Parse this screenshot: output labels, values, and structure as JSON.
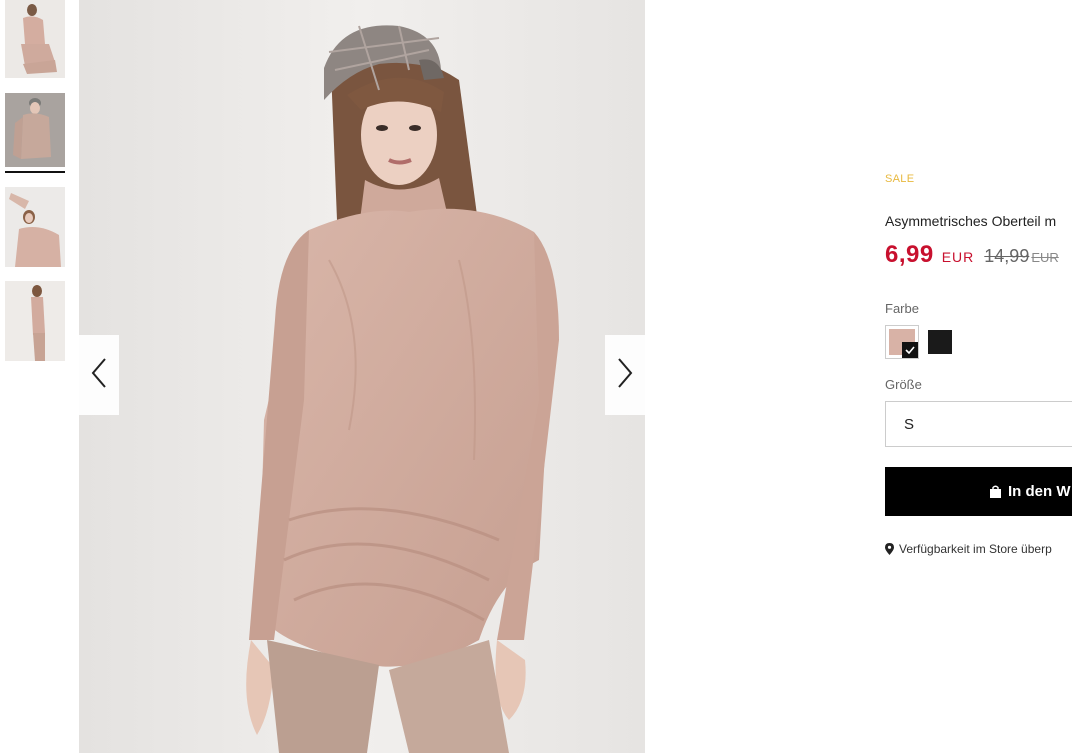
{
  "gallery": {
    "thumbnails": [
      "thumbnail-1",
      "thumbnail-2",
      "thumbnail-3",
      "thumbnail-4"
    ],
    "active_index": 1
  },
  "product": {
    "badge": "SALE",
    "title": "Asymmetrisches Oberteil m",
    "price_new": "6,99",
    "currency_new": "EUR",
    "price_old": "14,99",
    "currency_old": "EUR"
  },
  "color": {
    "label": "Farbe",
    "options": [
      {
        "name": "rosa",
        "hex": "#d8b2a6",
        "selected": true
      },
      {
        "name": "schwarz",
        "hex": "#1a1a1a",
        "selected": false
      }
    ]
  },
  "size": {
    "label": "Größe",
    "selected": "S"
  },
  "cart_button": {
    "label": "In den W"
  },
  "store_link": {
    "label": "Verfügbarkeit im Store überp"
  },
  "colors": {
    "sale": "#e8b93f",
    "price": "#c8102e",
    "product": "#d8b2a6"
  }
}
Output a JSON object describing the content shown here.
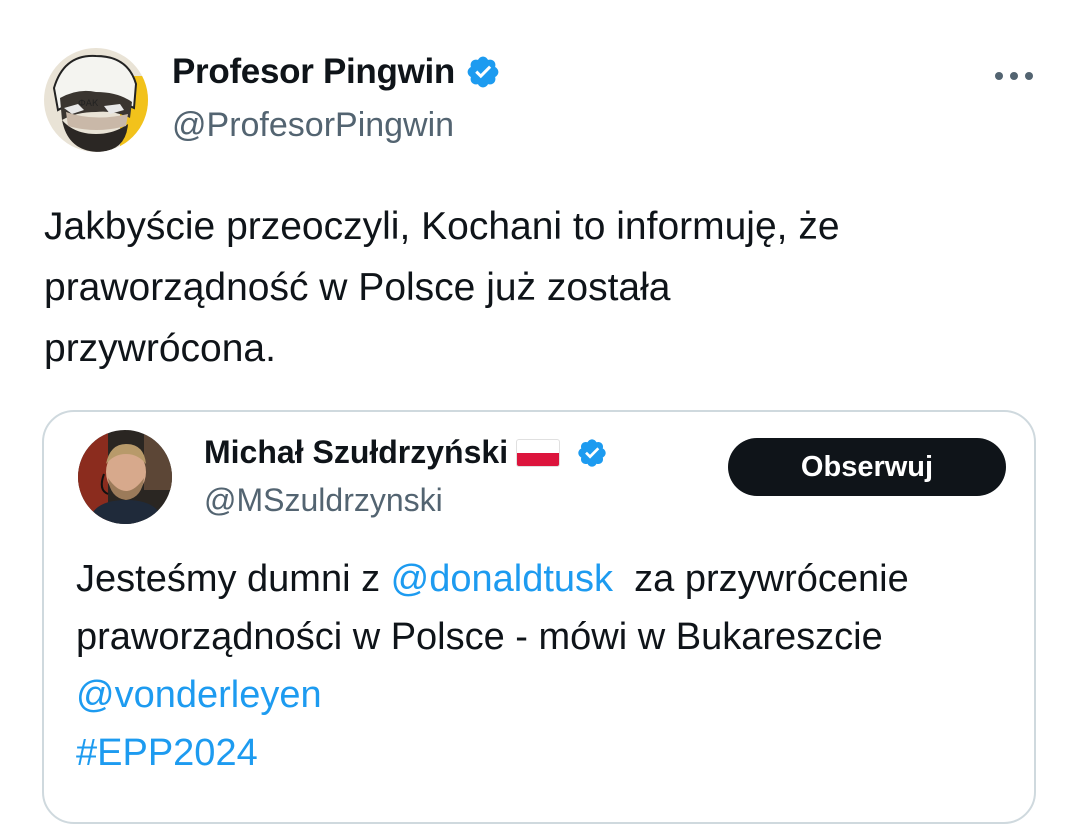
{
  "tweet": {
    "author_name": "Profesor Pingwin",
    "author_handle": "@ProfesorPingwin",
    "text": "Jakbyście przeoczyli, Kochani to informuję, że\npraworządność w Polsce już została\nprzywrócona.",
    "avatar_icon": "cartoon-avatar-icon",
    "verified_icon": "verified-badge-icon",
    "more_icon": "more-options-icon"
  },
  "quoted": {
    "author_name": "Michał Szułdrzyński",
    "author_handle": "@MSzuldrzynski",
    "follow_label": "Obserwuj",
    "flag_icon": "poland-flag-icon",
    "text_part1": "Jesteśmy dumni z ",
    "mention1": "@donaldtusk",
    "text_part2": "  za przywrócenie praworządności w Polsce - mówi w Bukareszcie ",
    "mention2": "@vonderleyen",
    "hashtag": "#EPP2024"
  },
  "colors": {
    "link": "#1d9bf0",
    "verified": "#1d9bf0",
    "text": "#0f1419",
    "secondary": "#536471",
    "border": "#cfd9de",
    "button": "#0f1419"
  }
}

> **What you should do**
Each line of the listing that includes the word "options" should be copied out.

> **Task solution**
    "options": [
    "more_icon": "more-options-icon"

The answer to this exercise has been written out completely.